## [Work task]
Print the entries below again exactly as they stand, but skip any picture.

(Provided information)

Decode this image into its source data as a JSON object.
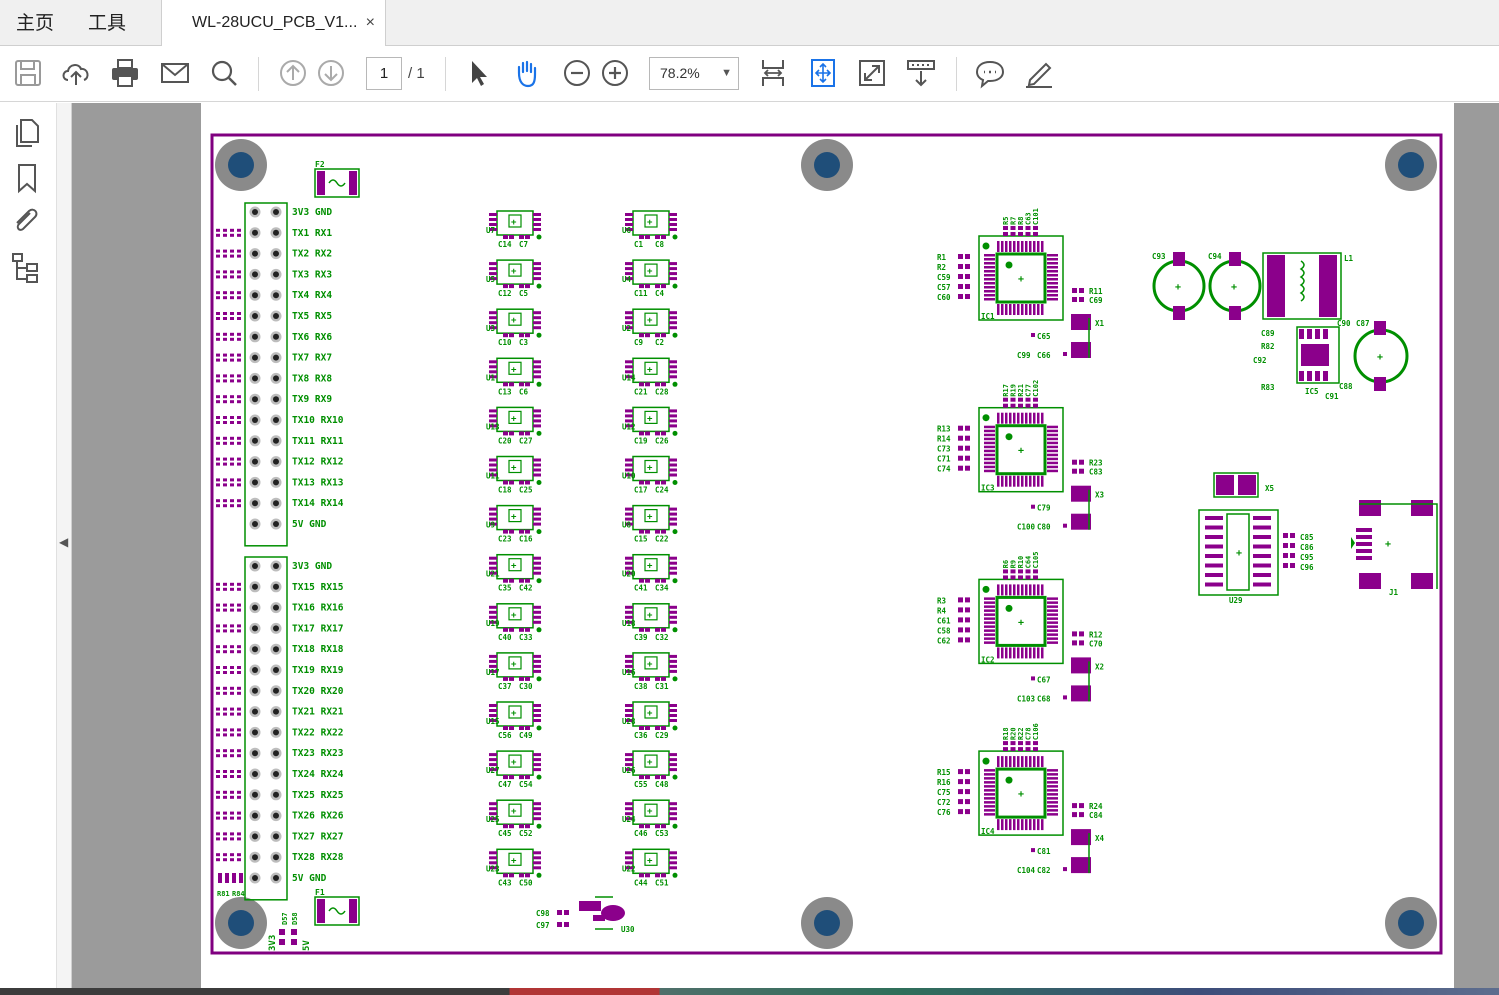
{
  "tabbar": {
    "home_label": "主页",
    "tools_label": "工具",
    "document_tab_label": "WL-28UCU_PCB_V1...",
    "close_glyph": "×"
  },
  "toolbar": {
    "icons": [
      "save-icon",
      "upload-icon",
      "print-icon",
      "email-icon",
      "search-icon",
      "previous-page-icon",
      "next-page-icon",
      "select-pointer-icon",
      "hand-tool-icon",
      "zoom-out-icon",
      "zoom-in-icon",
      "fit-width-icon",
      "fit-page-icon",
      "fullscreen-icon",
      "scroll-mode-icon",
      "comment-icon",
      "highlight-pen-icon"
    ],
    "page_current": "1",
    "page_total": "/ 1",
    "zoom": "78.2%"
  },
  "sidepanel": {
    "icons": [
      "copy-pages-icon",
      "bookmark-icon",
      "attachment-icon",
      "structure-tree-icon"
    ],
    "collapse_glyph": "◀"
  },
  "colors": {
    "board_outline": "#800080",
    "pad": "#8b008b",
    "silkscreen": "#008f00",
    "mount_hole_ring": "#8a8a8a",
    "mount_hole_core": "#1f4e79",
    "accent_blue": "#1a73e8"
  },
  "pcb": {
    "header_top_labels": [
      "3V3 GND",
      "TX1 RX1",
      "TX2 RX2",
      "TX3 RX3",
      "TX4 RX4",
      "TX5 RX5",
      "TX6 RX6",
      "TX7 RX7",
      "TX8 RX8",
      "TX9 RX9",
      "TX10 RX10",
      "TX11 RX11",
      "TX12 RX12",
      "TX13 RX13",
      "TX14 RX14",
      "5V GND"
    ],
    "header_bottom_labels": [
      "3V3 GND",
      "TX15 RX15",
      "TX16 RX16",
      "TX17 RX17",
      "TX18 RX18",
      "TX19 RX19",
      "TX20 RX20",
      "TX21 RX21",
      "TX22 RX22",
      "TX23 RX23",
      "TX24 RX24",
      "TX25 RX25",
      "TX26 RX26",
      "TX27 RX27",
      "TX28 RX28",
      "5V GND"
    ],
    "fuse_labels": [
      "F2",
      "F1"
    ],
    "bottom_left_labels": [
      "R81",
      "R84",
      "D57",
      "D58",
      "3V3",
      "5V"
    ],
    "column1": [
      {
        "u": "U7",
        "c1": "C14",
        "c2": "C7"
      },
      {
        "u": "U5",
        "c1": "C12",
        "c2": "C5"
      },
      {
        "u": "U3",
        "c1": "C10",
        "c2": "C3"
      },
      {
        "u": "U1",
        "c1": "C13",
        "c2": "C6"
      },
      {
        "u": "U13",
        "c1": "C20",
        "c2": "C27"
      },
      {
        "u": "U11",
        "c1": "C18",
        "c2": "C25"
      },
      {
        "u": "U9",
        "c1": "C23",
        "c2": "C16"
      },
      {
        "u": "U21",
        "c1": "C35",
        "c2": "C42"
      },
      {
        "u": "U19",
        "c1": "C40",
        "c2": "C33"
      },
      {
        "u": "U17",
        "c1": "C37",
        "c2": "C30"
      },
      {
        "u": "U15",
        "c1": "C56",
        "c2": "C49"
      },
      {
        "u": "U27",
        "c1": "C47",
        "c2": "C54"
      },
      {
        "u": "U25",
        "c1": "C45",
        "c2": "C52"
      },
      {
        "u": "U23",
        "c1": "C43",
        "c2": "C50"
      }
    ],
    "column2": [
      {
        "u": "U6",
        "c1": "C1",
        "c2": "C8"
      },
      {
        "u": "U4",
        "c1": "C11",
        "c2": "C4"
      },
      {
        "u": "U2",
        "c1": "C9",
        "c2": "C2"
      },
      {
        "u": "U14",
        "c1": "C21",
        "c2": "C28"
      },
      {
        "u": "U12",
        "c1": "C19",
        "c2": "C26"
      },
      {
        "u": "U10",
        "c1": "C17",
        "c2": "C24"
      },
      {
        "u": "U8",
        "c1": "C15",
        "c2": "C22"
      },
      {
        "u": "U20",
        "c1": "C41",
        "c2": "C34"
      },
      {
        "u": "U18",
        "c1": "C39",
        "c2": "C32"
      },
      {
        "u": "U16",
        "c1": "C38",
        "c2": "C31"
      },
      {
        "u": "U28",
        "c1": "C36",
        "c2": "C29"
      },
      {
        "u": "U26",
        "c1": "C55",
        "c2": "C48"
      },
      {
        "u": "U24",
        "c1": "C46",
        "c2": "C53"
      },
      {
        "u": "U22",
        "c1": "C44",
        "c2": "C51"
      }
    ],
    "u30_labels": [
      "C98",
      "C97",
      "U30"
    ],
    "ic_blocks": [
      {
        "ic": "IC1",
        "xtal": "X1",
        "top": [
          "R5",
          "R7",
          "R8",
          "C63",
          "C101"
        ],
        "left": [
          "R1",
          "R2",
          "C59",
          "C57",
          "C60"
        ],
        "right": [
          "R11",
          "C69"
        ],
        "bottom": [
          "C65",
          "C99",
          "C66"
        ]
      },
      {
        "ic": "IC3",
        "xtal": "X3",
        "top": [
          "R17",
          "R19",
          "R21",
          "C77",
          "C102"
        ],
        "left": [
          "R13",
          "R14",
          "C73",
          "C71",
          "C74"
        ],
        "right": [
          "R23",
          "C83"
        ],
        "bottom": [
          "C79",
          "C100",
          "C80"
        ]
      },
      {
        "ic": "IC2",
        "xtal": "X2",
        "top": [
          "R6",
          "R9",
          "R10",
          "C64",
          "C105"
        ],
        "left": [
          "R3",
          "R4",
          "C61",
          "C58",
          "C62"
        ],
        "right": [
          "R12",
          "C70"
        ],
        "bottom": [
          "C67",
          "C103",
          "C68"
        ]
      },
      {
        "ic": "IC4",
        "xtal": "X4",
        "top": [
          "R18",
          "R20",
          "R22",
          "C78",
          "C106"
        ],
        "left": [
          "R15",
          "R16",
          "C75",
          "C72",
          "C76"
        ],
        "right": [
          "R24",
          "C84"
        ],
        "bottom": [
          "C81",
          "C104",
          "C82"
        ]
      }
    ],
    "power_labels": [
      "C93",
      "C94",
      "L1",
      "C89",
      "R82",
      "C92",
      "R83",
      "IC5",
      "C91",
      "C90",
      "C87",
      "C88"
    ],
    "right_labels": [
      "X5",
      "U29",
      "C85",
      "C86",
      "C95",
      "C96",
      "J1"
    ]
  }
}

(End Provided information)

## [Solution]
Decode this image into its source data as a JSON object.
{
  "tabbar": {
    "home_label": "主页",
    "tools_label": "工具",
    "document_tab_label": "WL-28UCU_PCB_V1...",
    "close_glyph": "×"
  },
  "toolbar": {
    "icons": [
      "save-icon",
      "upload-icon",
      "print-icon",
      "email-icon",
      "search-icon",
      "previous-page-icon",
      "next-page-icon",
      "select-pointer-icon",
      "hand-tool-icon",
      "zoom-out-icon",
      "zoom-in-icon",
      "fit-width-icon",
      "fit-page-icon",
      "fullscreen-icon",
      "scroll-mode-icon",
      "comment-icon",
      "highlight-pen-icon"
    ],
    "page_current": "1",
    "page_total": "/ 1",
    "zoom": "78.2%"
  },
  "sidepanel": {
    "icons": [
      "copy-pages-icon",
      "bookmark-icon",
      "attachment-icon",
      "structure-tree-icon"
    ],
    "collapse_glyph": "◀"
  },
  "colors": {
    "board_outline": "#800080",
    "pad": "#8b008b",
    "silkscreen": "#008f00",
    "mount_hole_ring": "#8a8a8a",
    "mount_hole_core": "#1f4e79",
    "accent_blue": "#1a73e8"
  },
  "pcb": {
    "header_top_labels": [
      "3V3 GND",
      "TX1 RX1",
      "TX2 RX2",
      "TX3 RX3",
      "TX4 RX4",
      "TX5 RX5",
      "TX6 RX6",
      "TX7 RX7",
      "TX8 RX8",
      "TX9 RX9",
      "TX10 RX10",
      "TX11 RX11",
      "TX12 RX12",
      "TX13 RX13",
      "TX14 RX14",
      "5V GND"
    ],
    "header_bottom_labels": [
      "3V3 GND",
      "TX15 RX15",
      "TX16 RX16",
      "TX17 RX17",
      "TX18 RX18",
      "TX19 RX19",
      "TX20 RX20",
      "TX21 RX21",
      "TX22 RX22",
      "TX23 RX23",
      "TX24 RX24",
      "TX25 RX25",
      "TX26 RX26",
      "TX27 RX27",
      "TX28 RX28",
      "5V GND"
    ],
    "fuse_labels": [
      "F2",
      "F1"
    ],
    "bottom_left_labels": [
      "R81",
      "R84",
      "D57",
      "D58",
      "3V3",
      "5V"
    ],
    "column1": [
      {
        "u": "U7",
        "c1": "C14",
        "c2": "C7"
      },
      {
        "u": "U5",
        "c1": "C12",
        "c2": "C5"
      },
      {
        "u": "U3",
        "c1": "C10",
        "c2": "C3"
      },
      {
        "u": "U1",
        "c1": "C13",
        "c2": "C6"
      },
      {
        "u": "U13",
        "c1": "C20",
        "c2": "C27"
      },
      {
        "u": "U11",
        "c1": "C18",
        "c2": "C25"
      },
      {
        "u": "U9",
        "c1": "C23",
        "c2": "C16"
      },
      {
        "u": "U21",
        "c1": "C35",
        "c2": "C42"
      },
      {
        "u": "U19",
        "c1": "C40",
        "c2": "C33"
      },
      {
        "u": "U17",
        "c1": "C37",
        "c2": "C30"
      },
      {
        "u": "U15",
        "c1": "C56",
        "c2": "C49"
      },
      {
        "u": "U27",
        "c1": "C47",
        "c2": "C54"
      },
      {
        "u": "U25",
        "c1": "C45",
        "c2": "C52"
      },
      {
        "u": "U23",
        "c1": "C43",
        "c2": "C50"
      }
    ],
    "column2": [
      {
        "u": "U6",
        "c1": "C1",
        "c2": "C8"
      },
      {
        "u": "U4",
        "c1": "C11",
        "c2": "C4"
      },
      {
        "u": "U2",
        "c1": "C9",
        "c2": "C2"
      },
      {
        "u": "U14",
        "c1": "C21",
        "c2": "C28"
      },
      {
        "u": "U12",
        "c1": "C19",
        "c2": "C26"
      },
      {
        "u": "U10",
        "c1": "C17",
        "c2": "C24"
      },
      {
        "u": "U8",
        "c1": "C15",
        "c2": "C22"
      },
      {
        "u": "U20",
        "c1": "C41",
        "c2": "C34"
      },
      {
        "u": "U18",
        "c1": "C39",
        "c2": "C32"
      },
      {
        "u": "U16",
        "c1": "C38",
        "c2": "C31"
      },
      {
        "u": "U28",
        "c1": "C36",
        "c2": "C29"
      },
      {
        "u": "U26",
        "c1": "C55",
        "c2": "C48"
      },
      {
        "u": "U24",
        "c1": "C46",
        "c2": "C53"
      },
      {
        "u": "U22",
        "c1": "C44",
        "c2": "C51"
      }
    ],
    "u30_labels": [
      "C98",
      "C97",
      "U30"
    ],
    "ic_blocks": [
      {
        "ic": "IC1",
        "xtal": "X1",
        "top": [
          "R5",
          "R7",
          "R8",
          "C63",
          "C101"
        ],
        "left": [
          "R1",
          "R2",
          "C59",
          "C57",
          "C60"
        ],
        "right": [
          "R11",
          "C69"
        ],
        "bottom": [
          "C65",
          "C99",
          "C66"
        ]
      },
      {
        "ic": "IC3",
        "xtal": "X3",
        "top": [
          "R17",
          "R19",
          "R21",
          "C77",
          "C102"
        ],
        "left": [
          "R13",
          "R14",
          "C73",
          "C71",
          "C74"
        ],
        "right": [
          "R23",
          "C83"
        ],
        "bottom": [
          "C79",
          "C100",
          "C80"
        ]
      },
      {
        "ic": "IC2",
        "xtal": "X2",
        "top": [
          "R6",
          "R9",
          "R10",
          "C64",
          "C105"
        ],
        "left": [
          "R3",
          "R4",
          "C61",
          "C58",
          "C62"
        ],
        "right": [
          "R12",
          "C70"
        ],
        "bottom": [
          "C67",
          "C103",
          "C68"
        ]
      },
      {
        "ic": "IC4",
        "xtal": "X4",
        "top": [
          "R18",
          "R20",
          "R22",
          "C78",
          "C106"
        ],
        "left": [
          "R15",
          "R16",
          "C75",
          "C72",
          "C76"
        ],
        "right": [
          "R24",
          "C84"
        ],
        "bottom": [
          "C81",
          "C104",
          "C82"
        ]
      }
    ],
    "power_labels": [
      "C93",
      "C94",
      "L1",
      "C89",
      "R82",
      "C92",
      "R83",
      "IC5",
      "C91",
      "C90",
      "C87",
      "C88"
    ],
    "right_labels": [
      "X5",
      "U29",
      "C85",
      "C86",
      "C95",
      "C96",
      "J1"
    ]
  }
}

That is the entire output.